§ What to do:
What's needed is a full, exact retyping of the records.
■ ■ ■ ■ ■ ■ ■
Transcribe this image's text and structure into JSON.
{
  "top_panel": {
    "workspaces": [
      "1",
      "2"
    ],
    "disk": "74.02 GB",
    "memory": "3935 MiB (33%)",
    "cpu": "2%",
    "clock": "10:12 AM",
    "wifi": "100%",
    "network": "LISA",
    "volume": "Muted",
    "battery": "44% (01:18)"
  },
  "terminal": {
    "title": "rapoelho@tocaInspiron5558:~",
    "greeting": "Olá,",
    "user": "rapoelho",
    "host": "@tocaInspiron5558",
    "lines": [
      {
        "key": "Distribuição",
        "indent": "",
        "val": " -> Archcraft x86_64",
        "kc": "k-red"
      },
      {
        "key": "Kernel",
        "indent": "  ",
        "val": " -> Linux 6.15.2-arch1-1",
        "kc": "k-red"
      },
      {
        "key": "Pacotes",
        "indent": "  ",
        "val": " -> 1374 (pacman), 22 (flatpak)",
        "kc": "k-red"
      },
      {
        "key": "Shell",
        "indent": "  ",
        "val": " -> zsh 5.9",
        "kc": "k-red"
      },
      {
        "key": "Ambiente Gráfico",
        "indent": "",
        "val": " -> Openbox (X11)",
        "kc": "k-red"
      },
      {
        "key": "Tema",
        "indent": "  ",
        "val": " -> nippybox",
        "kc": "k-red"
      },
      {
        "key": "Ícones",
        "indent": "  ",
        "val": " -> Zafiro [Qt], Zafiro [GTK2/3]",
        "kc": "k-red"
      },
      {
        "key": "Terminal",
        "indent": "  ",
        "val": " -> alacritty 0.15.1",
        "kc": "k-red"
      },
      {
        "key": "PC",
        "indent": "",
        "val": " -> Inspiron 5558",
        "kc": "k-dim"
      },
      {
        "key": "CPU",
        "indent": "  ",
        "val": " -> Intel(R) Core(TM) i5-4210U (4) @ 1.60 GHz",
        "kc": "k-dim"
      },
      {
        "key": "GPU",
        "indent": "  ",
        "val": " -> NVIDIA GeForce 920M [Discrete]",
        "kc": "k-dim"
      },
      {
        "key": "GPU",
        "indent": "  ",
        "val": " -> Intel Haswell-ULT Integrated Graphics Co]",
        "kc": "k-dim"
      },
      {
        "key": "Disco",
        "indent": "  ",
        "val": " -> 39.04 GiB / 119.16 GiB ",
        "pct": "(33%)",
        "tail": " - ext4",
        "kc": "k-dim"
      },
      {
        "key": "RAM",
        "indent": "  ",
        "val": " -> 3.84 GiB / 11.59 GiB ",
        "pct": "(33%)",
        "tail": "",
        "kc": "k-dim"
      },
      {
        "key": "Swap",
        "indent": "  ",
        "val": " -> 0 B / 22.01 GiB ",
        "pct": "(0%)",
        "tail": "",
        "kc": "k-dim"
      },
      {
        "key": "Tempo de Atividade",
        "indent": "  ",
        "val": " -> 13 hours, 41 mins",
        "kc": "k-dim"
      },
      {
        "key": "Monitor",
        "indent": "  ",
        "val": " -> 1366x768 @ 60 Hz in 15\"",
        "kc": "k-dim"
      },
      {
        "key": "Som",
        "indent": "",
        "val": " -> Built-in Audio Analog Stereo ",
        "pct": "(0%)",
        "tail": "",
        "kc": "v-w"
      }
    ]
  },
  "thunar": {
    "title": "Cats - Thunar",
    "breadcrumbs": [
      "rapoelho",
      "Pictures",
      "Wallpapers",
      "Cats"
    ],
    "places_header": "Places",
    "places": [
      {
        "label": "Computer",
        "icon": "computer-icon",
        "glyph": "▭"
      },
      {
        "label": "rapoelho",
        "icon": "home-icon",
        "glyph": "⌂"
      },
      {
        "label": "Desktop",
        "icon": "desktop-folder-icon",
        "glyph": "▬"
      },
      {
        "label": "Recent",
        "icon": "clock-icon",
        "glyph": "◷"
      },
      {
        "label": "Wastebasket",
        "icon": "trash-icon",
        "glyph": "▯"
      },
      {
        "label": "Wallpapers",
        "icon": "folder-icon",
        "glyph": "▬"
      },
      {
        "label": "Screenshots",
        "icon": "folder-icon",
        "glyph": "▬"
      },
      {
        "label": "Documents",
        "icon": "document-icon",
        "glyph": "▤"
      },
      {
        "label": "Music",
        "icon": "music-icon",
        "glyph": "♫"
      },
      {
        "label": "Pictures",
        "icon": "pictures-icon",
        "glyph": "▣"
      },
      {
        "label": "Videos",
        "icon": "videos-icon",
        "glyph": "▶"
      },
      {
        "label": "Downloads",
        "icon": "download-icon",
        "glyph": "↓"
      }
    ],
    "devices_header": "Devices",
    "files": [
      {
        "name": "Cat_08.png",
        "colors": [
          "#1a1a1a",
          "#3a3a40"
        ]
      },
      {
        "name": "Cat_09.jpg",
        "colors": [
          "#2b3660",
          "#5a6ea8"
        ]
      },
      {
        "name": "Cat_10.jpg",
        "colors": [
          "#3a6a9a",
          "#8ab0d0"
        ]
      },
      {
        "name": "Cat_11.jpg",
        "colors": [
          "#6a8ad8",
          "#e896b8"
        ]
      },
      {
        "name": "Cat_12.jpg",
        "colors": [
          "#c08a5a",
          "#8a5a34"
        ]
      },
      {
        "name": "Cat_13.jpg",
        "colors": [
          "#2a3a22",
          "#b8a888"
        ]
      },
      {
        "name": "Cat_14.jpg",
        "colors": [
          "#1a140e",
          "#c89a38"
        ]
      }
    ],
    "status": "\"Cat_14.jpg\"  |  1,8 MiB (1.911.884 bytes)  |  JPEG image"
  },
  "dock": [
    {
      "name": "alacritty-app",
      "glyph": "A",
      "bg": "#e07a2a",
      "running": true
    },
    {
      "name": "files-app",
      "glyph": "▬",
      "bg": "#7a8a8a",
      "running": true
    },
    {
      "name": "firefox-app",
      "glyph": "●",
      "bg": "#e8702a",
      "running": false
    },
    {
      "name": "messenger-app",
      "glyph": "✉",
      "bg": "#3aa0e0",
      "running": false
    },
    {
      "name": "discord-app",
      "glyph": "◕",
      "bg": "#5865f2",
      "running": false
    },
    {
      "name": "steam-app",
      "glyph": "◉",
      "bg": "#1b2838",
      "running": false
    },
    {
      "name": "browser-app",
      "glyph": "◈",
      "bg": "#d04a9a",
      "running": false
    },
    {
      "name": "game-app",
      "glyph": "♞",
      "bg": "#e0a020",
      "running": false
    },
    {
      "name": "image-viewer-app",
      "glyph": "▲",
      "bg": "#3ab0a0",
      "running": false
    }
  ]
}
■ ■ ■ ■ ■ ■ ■
§ Answer to the problem:
Transcribe this image's text and structure into JSON.
{
  "top_panel": {
    "workspaces": [
      "1",
      "2"
    ],
    "disk": "74.02 GB",
    "memory": "3935 MiB (33%)",
    "cpu": "2%",
    "clock": "10:12 AM",
    "wifi": "100%",
    "network": "LISA",
    "volume": "Muted",
    "battery": "44% (01:18)"
  },
  "terminal": {
    "title": "rapoelho@tocaInspiron5558:~",
    "greeting": "Olá,",
    "user": "rapoelho",
    "host": "@tocaInspiron5558",
    "lines": [
      {
        "key": "Distribuição",
        "indent": "",
        "val": " -> Archcraft x86_64",
        "kc": "k-red"
      },
      {
        "key": "Kernel",
        "indent": "  ",
        "val": " -> Linux 6.15.2-arch1-1",
        "kc": "k-red"
      },
      {
        "key": "Pacotes",
        "indent": "  ",
        "val": " -> 1374 (pacman), 22 (flatpak)",
        "kc": "k-red"
      },
      {
        "key": "Shell",
        "indent": "  ",
        "val": " -> zsh 5.9",
        "kc": "k-red"
      },
      {
        "key": "Ambiente Gráfico",
        "indent": "",
        "val": " -> Openbox (X11)",
        "kc": "k-red"
      },
      {
        "key": "Tema",
        "indent": "  ",
        "val": " -> nippybox",
        "kc": "k-red"
      },
      {
        "key": "Ícones",
        "indent": "  ",
        "val": " -> Zafiro [Qt], Zafiro [GTK2/3]",
        "kc": "k-red"
      },
      {
        "key": "Terminal",
        "indent": "  ",
        "val": " -> alacritty 0.15.1",
        "kc": "k-red"
      },
      {
        "key": "PC",
        "indent": "",
        "val": " -> Inspiron 5558",
        "kc": "k-dim"
      },
      {
        "key": "CPU",
        "indent": "  ",
        "val": " -> Intel(R) Core(TM) i5-4210U (4) @ 1.60 GHz",
        "kc": "k-dim"
      },
      {
        "key": "GPU",
        "indent": "  ",
        "val": " -> NVIDIA GeForce 920M [Discrete]",
        "kc": "k-dim"
      },
      {
        "key": "GPU",
        "indent": "  ",
        "val": " -> Intel Haswell-ULT Integrated Graphics Co]",
        "kc": "k-dim"
      },
      {
        "key": "Disco",
        "indent": "  ",
        "val": " -> 39.04 GiB / 119.16 GiB ",
        "pct": "(33%)",
        "tail": " - ext4",
        "kc": "k-dim"
      },
      {
        "key": "RAM",
        "indent": "  ",
        "val": " -> 3.84 GiB / 11.59 GiB ",
        "pct": "(33%)",
        "tail": "",
        "kc": "k-dim"
      },
      {
        "key": "Swap",
        "indent": "  ",
        "val": " -> 0 B / 22.01 GiB ",
        "pct": "(0%)",
        "tail": "",
        "kc": "k-dim"
      },
      {
        "key": "Tempo de Atividade",
        "indent": "  ",
        "val": " -> 13 hours, 41 mins",
        "kc": "k-dim"
      },
      {
        "key": "Monitor",
        "indent": "  ",
        "val": " -> 1366x768 @ 60 Hz in 15\"",
        "kc": "k-dim"
      },
      {
        "key": "Som",
        "indent": "",
        "val": " -> Built-in Audio Analog Stereo ",
        "pct": "(0%)",
        "tail": "",
        "kc": "v-w"
      }
    ]
  },
  "thunar": {
    "title": "Cats - Thunar",
    "breadcrumbs": [
      "rapoelho",
      "Pictures",
      "Wallpapers",
      "Cats"
    ],
    "places_header": "Places",
    "places": [
      {
        "label": "Computer",
        "icon": "computer-icon",
        "glyph": "▭"
      },
      {
        "label": "rapoelho",
        "icon": "home-icon",
        "glyph": "⌂"
      },
      {
        "label": "Desktop",
        "icon": "desktop-folder-icon",
        "glyph": "▬"
      },
      {
        "label": "Recent",
        "icon": "clock-icon",
        "glyph": "◷"
      },
      {
        "label": "Wastebasket",
        "icon": "trash-icon",
        "glyph": "▯"
      },
      {
        "label": "Wallpapers",
        "icon": "folder-icon",
        "glyph": "▬"
      },
      {
        "label": "Screenshots",
        "icon": "folder-icon",
        "glyph": "▬"
      },
      {
        "label": "Documents",
        "icon": "document-icon",
        "glyph": "▤"
      },
      {
        "label": "Music",
        "icon": "music-icon",
        "glyph": "♫"
      },
      {
        "label": "Pictures",
        "icon": "pictures-icon",
        "glyph": "▣"
      },
      {
        "label": "Videos",
        "icon": "videos-icon",
        "glyph": "▶"
      },
      {
        "label": "Downloads",
        "icon": "download-icon",
        "glyph": "↓"
      }
    ],
    "devices_header": "Devices",
    "files": [
      {
        "name": "Cat_08.png",
        "colors": [
          "#1a1a1a",
          "#3a3a40"
        ]
      },
      {
        "name": "Cat_09.jpg",
        "colors": [
          "#2b3660",
          "#5a6ea8"
        ]
      },
      {
        "name": "Cat_10.jpg",
        "colors": [
          "#3a6a9a",
          "#8ab0d0"
        ]
      },
      {
        "name": "Cat_11.jpg",
        "colors": [
          "#6a8ad8",
          "#e896b8"
        ]
      },
      {
        "name": "Cat_12.jpg",
        "colors": [
          "#c08a5a",
          "#8a5a34"
        ]
      },
      {
        "name": "Cat_13.jpg",
        "colors": [
          "#2a3a22",
          "#b8a888"
        ]
      },
      {
        "name": "Cat_14.jpg",
        "colors": [
          "#1a140e",
          "#c89a38"
        ]
      }
    ],
    "status": "\"Cat_14.jpg\"  |  1,8 MiB (1.911.884 bytes)  |  JPEG image"
  },
  "dock": [
    {
      "name": "alacritty-app",
      "glyph": "A",
      "bg": "#e07a2a",
      "running": true
    },
    {
      "name": "files-app",
      "glyph": "▬",
      "bg": "#7a8a8a",
      "running": true
    },
    {
      "name": "firefox-app",
      "glyph": "●",
      "bg": "#e8702a",
      "running": false
    },
    {
      "name": "messenger-app",
      "glyph": "✉",
      "bg": "#3aa0e0",
      "running": false
    },
    {
      "name": "discord-app",
      "glyph": "◕",
      "bg": "#5865f2",
      "running": false
    },
    {
      "name": "steam-app",
      "glyph": "◉",
      "bg": "#1b2838",
      "running": false
    },
    {
      "name": "browser-app",
      "glyph": "◈",
      "bg": "#d04a9a",
      "running": false
    },
    {
      "name": "game-app",
      "glyph": "♞",
      "bg": "#e0a020",
      "running": false
    },
    {
      "name": "image-viewer-app",
      "glyph": "▲",
      "bg": "#3ab0a0",
      "running": false
    }
  ]
}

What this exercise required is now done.